Results from the shellfish meat and first 20 salmon samples collected in 2016 reveal an absence of Fukushima radiation. Shellfish from four species were collected from many of British Columbia’s major shellfish aquaculture regions from Prince Rupert to the Sunshine Coast and Vancouver Island. These results are from just the meat of the shellfish and additional analysis of the crushed shell is currently ongoing. The four types of molluscs (Pacific Scallop (Patinopecten yessoensis), Pacific Oyster (Crassostrea gigas), Northern Blue Mussel (Mytilus edulis and a hybrid with M. galloprovincalis), and Manila Clam (Venerupis philippinarum)) were chosen for analysis because previous work in other tropical species has shown that bivalves bioaccumulate cesium at rates faster than many other organisms. This work on tropical species did find that much of the cesium contamination was located in the shell so we await the results of the ongoing shell analyses. The absence of contamination in the edible meat from any of the species is reassurance to the $25 million aquaculture industry of BC that their product is safe to send to market and safe for human consumption. Continue reading Results from 2016 InFORM Biotic Monitoring – Shellfish and Vancouver Island Salmon
Prince Rupert BC
Prince Rupert’s July 2015 sample was recently collected by our volunteer team at Northwest Community College including visiting science teacher Sandy Humphrey from SD 91. Sampling is being coordinated by Cheryl Paavola (Instructor and Science Lab Tech) at Northwest Community College – Prince Rupert.

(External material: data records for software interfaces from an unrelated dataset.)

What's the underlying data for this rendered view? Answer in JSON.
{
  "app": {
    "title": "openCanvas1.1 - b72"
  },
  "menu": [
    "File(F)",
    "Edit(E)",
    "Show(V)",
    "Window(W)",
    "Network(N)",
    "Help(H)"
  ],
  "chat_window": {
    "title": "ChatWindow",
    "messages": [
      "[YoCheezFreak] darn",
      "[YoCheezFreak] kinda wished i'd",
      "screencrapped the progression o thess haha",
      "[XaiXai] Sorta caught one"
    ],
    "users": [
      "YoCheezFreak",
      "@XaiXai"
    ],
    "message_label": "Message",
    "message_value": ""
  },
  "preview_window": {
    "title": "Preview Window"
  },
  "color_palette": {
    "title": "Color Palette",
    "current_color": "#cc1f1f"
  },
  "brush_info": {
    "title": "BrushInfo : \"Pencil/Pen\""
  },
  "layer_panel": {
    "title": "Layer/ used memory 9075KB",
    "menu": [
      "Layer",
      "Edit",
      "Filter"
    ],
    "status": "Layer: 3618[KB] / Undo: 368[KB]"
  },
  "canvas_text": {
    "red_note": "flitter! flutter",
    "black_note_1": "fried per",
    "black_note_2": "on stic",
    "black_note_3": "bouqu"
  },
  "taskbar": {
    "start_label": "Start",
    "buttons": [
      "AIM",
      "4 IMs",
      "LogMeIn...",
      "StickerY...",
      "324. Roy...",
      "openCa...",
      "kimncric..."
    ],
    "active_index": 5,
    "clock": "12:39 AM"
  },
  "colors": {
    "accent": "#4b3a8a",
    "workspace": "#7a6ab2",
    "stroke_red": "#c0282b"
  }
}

Residents gathered to hear of the effects of the 2011 Japanese Tsunami
Four years later, debris continues to wash ashore on Haida Gwaii and the BC Coast from the 2011 Japanese tsunami. This week, Prince Rupert and Terrace residents listened to two experts talk about the severe impact the tsunami is continuing to have.As waves crash against BC’s Northern Shores, more debris is being discovered says Shoreline Cleanup Manager Kate Le Souef.
“The quantity of debris that we’re finding on the coast line is probably what is the most shocking. So, for example we pulled 4 tonnes of debris off the West Coast trail just in a day of cleanup.”
However, its not just tsunami debris, but from everyday activities says Le Souef. If action is taken to reduce garbage and plastic production, it’s possible to make a difference. Continue reading Tsunami Talk Took Place This Week in Prince Rupert – CFTK Prince Rupert
Feb. 19, 2015
Prince Rupert BC
Prince Rupert’s third sample was recently collected by our volunteer team including students from NWCC Desiree Louis (College and Career Prep program) and Michael Standbridge (Applied Coastal Ecology (ACE) program). Sampling is being coordinated by Cheryl Paavola (Instructor and Science Lab Tech) at Northwest Community College – Prince Rupert.